Problem details ▸ Tell how many lines in the data below hold the string "illustration"; give nothing but the number.

START Source information

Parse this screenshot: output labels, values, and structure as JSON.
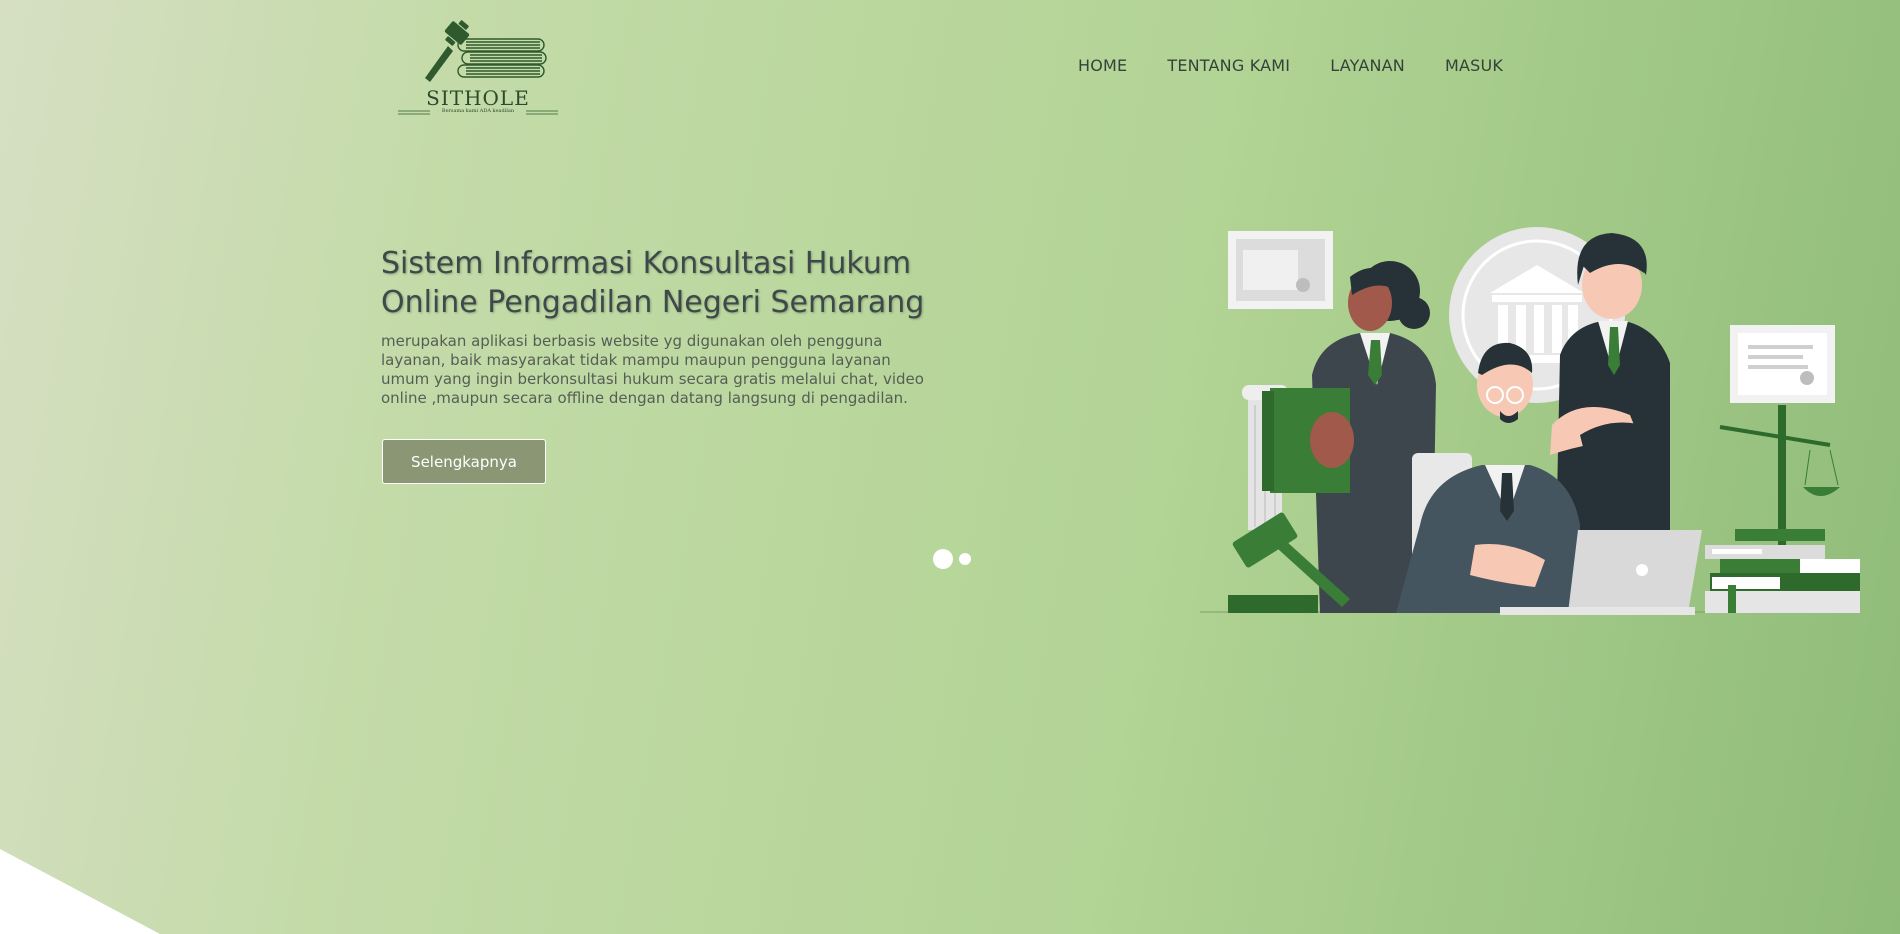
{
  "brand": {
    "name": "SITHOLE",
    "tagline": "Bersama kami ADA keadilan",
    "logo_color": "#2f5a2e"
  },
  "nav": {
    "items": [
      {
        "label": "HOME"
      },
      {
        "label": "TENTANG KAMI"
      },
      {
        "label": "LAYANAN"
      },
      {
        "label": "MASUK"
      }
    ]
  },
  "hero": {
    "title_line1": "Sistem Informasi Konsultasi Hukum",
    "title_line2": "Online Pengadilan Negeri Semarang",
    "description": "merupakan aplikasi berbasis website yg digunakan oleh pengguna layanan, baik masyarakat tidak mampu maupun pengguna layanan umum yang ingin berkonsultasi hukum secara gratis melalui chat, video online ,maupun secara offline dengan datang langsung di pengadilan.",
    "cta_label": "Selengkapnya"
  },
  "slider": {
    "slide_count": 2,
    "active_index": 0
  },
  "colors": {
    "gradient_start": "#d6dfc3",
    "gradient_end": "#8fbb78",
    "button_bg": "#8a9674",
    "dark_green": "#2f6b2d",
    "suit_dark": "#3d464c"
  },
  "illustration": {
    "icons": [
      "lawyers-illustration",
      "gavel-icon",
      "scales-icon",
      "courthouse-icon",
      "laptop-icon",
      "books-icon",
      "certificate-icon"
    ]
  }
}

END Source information

Written solution ▸ 2